UCLA’s American Indian Science and Engineering Society (AISES) Rocket Team, which goes by the name Bearospace, won 1st place among the AISES competitors at the First Nations Launch Competition, held April 25-28, 2019, at the Richard Bong State Recreational Area in Kansasville, WI.
Bearospace will receive a cash prize of $3,000 and a VIP tour of the Kennedy Space Center, in July.
The Bearospace Co-Leaders for this year’s competition are Lucia Gonzalez, and Ryan Rio, both Aerospace Engineering majors here at UCLA. Lucia is also an alumna of the WE@UCLA Leadership Academy, as well as the WE@UCLA Aerospace Academy.
Audrey Pool O’Neal Ph.D., Director of UCLA Women in Engineering, has served as faculty advisor to the UCLA AISES Rocket Team since 2014.
For background on the competition, please read the following from the First Nations Launch website:
The First Nations Launch competition offers Tribal Colleges and Universities, in addition to American Indian Science and Engineering Society (AISES) chapter students, the opportunity to demonstrate engineering and design skills through direct application in high-powered rocketry. The competition requires teams of undergraduate students to conceive, design, fabricate, and compete with high-powered rockets. The restrictions on rocket motors and dimensions are limited so that knowledge, creativity, and imagination of the students are challenged. The end result is a unique aerospace experience for students that provides a great aerospace experience unique to Native American communities.
Rocket Design Objectives: The objective of the Wisconsin Space Grant Consortium (WSGC) 2019 First Nations Launch AISES Challenge was: To design and construct a micro-controller system installed in a high-power rocket that can capture crucial data during flight.

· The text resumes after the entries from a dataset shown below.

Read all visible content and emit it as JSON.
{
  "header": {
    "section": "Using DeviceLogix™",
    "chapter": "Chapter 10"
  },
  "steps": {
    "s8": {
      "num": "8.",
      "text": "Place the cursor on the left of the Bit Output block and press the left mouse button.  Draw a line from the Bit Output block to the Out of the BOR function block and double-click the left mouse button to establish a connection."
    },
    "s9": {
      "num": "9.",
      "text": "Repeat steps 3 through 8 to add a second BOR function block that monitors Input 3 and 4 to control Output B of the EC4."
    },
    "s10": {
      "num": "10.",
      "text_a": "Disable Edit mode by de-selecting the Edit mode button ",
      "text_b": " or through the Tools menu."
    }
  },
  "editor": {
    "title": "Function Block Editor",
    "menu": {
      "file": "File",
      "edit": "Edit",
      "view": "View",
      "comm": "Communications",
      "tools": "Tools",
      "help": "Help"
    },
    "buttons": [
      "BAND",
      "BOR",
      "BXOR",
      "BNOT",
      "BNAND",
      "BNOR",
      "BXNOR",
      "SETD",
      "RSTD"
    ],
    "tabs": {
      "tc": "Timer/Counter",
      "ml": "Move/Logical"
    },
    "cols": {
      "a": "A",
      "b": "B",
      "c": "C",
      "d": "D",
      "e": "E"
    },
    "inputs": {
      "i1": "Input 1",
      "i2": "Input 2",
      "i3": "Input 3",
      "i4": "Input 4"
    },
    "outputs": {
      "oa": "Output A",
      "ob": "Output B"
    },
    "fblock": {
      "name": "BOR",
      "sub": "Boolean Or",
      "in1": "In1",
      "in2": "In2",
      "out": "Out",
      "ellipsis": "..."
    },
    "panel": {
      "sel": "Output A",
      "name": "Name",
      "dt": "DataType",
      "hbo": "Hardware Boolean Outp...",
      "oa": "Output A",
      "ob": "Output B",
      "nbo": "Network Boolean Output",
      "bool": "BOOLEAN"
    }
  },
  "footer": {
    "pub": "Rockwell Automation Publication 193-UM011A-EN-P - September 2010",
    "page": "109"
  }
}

The Challenge: Teams were required to have at least three (3) reportable captured data files. Data captured could include, but was not limited to: fin flitter, air frame vibrations, air frame temperatures, internal pressure changes, coefficient atmospheric changes during flight, internal pressure data during deployment of charges, GPS coordinates, etc. Teams retrieving logical data from the flight gained points on the challenge performance portion.
The rocket had to exceed 3500 feet and could go no higher than 5000 feet (max) above ground level (AGL) using one 54mm Aerotech J450 DM disposable motor. Motors will be provided by WSGC.
Teams that came closest to their predicted apogee based on their prediction stated on the final report gained points for the flight performance portion of the competition. Teams were also required to use the motor ejection charge feature, including altimeter(s) for a safe recovery.